On 4 and 5 May, the French launched repeated and fruitless assaults on the Messkirch. At nearby Krumbach, where the Austrians also had the superiority of position and force, the 1st Demi-Brigade took the village and the heights around it, which gave them a commanding aspect over Messkirch. Subsequently, Kray withdrew his forces to Sigmaringen, followed closely by the French. Fighting at nearby Biberach an der Ris ensued on 9 May; action principally consisted of the 25,000 man-strong French "Center", commanded by Laurent de Gouvion Saint-Cyr.[8] After being flanked by General Moreau, who approached Ulm from the east and overwhelmed his outposts at Battle of Höchstädt (1800), Kray retreated to Munich. Again, on 10 May, the Austrians withdrew with heavy losses, this time to Ulm.[9]

A several month armistice followed, during which Kray was replaced by the Archduke John, with the Austrian army retiring behind the river Inn. Austrian reluctance to accept negotiated terms caused the French to end the armistice in mid-November, effective in two weeks. When the armistice ended, John advanced over the Inn towards Munich. His army was defeated in small engagements at the battles of Ampfing and Neuburg an der Donau, and decisively in the forests forests before the city at Hohenlinden on 3 December. Moreau began a march on Vienna, and the Austrians soon sued for peace, ending the war on the continent.

Egypt[edit]

Meanwhile, Kléber remained trapped in Egypt by the British fleet. He negotiated the Convention of El-Arish with Britain and Turkey to allow him to evacuate by sea, but Britain later repudiated the agreement. Kléber won a battle against the Turks at Heliopolis in March, but was assassinated later in June.

References[edit]

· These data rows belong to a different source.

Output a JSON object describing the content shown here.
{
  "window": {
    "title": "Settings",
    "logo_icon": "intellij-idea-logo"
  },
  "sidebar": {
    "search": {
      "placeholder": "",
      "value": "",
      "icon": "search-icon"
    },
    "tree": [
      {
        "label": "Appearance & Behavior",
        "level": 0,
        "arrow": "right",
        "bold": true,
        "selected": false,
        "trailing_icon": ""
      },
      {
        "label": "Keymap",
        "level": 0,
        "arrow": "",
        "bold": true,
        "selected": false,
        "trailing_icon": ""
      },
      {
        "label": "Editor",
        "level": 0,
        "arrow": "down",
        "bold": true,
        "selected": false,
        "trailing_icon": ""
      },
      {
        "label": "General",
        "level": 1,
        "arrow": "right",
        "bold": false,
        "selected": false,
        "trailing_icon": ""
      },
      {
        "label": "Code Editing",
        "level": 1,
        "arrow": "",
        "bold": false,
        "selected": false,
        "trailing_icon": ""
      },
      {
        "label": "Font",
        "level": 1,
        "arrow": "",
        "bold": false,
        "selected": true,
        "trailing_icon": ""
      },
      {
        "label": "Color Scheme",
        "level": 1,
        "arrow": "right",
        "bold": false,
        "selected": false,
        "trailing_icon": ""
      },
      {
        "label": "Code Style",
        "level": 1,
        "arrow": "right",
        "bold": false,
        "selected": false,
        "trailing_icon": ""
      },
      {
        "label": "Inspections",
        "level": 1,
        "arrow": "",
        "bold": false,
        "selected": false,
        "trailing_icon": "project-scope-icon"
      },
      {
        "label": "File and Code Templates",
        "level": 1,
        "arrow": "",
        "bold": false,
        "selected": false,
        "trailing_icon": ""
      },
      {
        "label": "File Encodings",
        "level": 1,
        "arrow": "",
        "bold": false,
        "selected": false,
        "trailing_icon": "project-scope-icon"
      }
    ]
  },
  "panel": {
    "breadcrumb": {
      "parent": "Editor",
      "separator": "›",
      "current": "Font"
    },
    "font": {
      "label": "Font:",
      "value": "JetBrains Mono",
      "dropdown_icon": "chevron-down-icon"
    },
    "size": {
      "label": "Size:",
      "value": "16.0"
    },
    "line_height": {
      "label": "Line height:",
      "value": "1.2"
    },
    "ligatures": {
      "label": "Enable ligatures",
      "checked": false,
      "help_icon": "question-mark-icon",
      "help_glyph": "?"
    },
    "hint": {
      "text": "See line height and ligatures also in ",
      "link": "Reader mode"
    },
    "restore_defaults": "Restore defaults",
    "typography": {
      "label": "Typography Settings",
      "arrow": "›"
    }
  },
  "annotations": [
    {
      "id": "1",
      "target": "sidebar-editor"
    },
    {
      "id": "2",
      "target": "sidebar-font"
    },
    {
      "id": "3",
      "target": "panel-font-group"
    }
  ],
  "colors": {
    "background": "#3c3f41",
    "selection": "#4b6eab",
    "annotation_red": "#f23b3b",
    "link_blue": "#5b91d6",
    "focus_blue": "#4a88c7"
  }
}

  1. ^ Timothy Blanning, The French Revolutionary Wars, New York, Oxford University Press, pp. 41–59.
  2. ^ Blanning, pp. 200–280.
  3. ^ Blanning, p. 200.
  4. ^ Arnold, 197-199
  5. ^ Arnold, 199-201
  6. ^ W.M. Sloane, Life of Napoleon. France, 1896, p. 109.
  7. ^ Sloane, 109
  8. ^ Sloane, p. 109-110.
  9. ^ Digby Smith, Napoleonic Wars Databook. London: Greenhill Press, 1998, p. 178.

Sources[edit]

External links[edit]

Preceded by
1799
French Revolutionary Wars
1800
Succeeded by
1801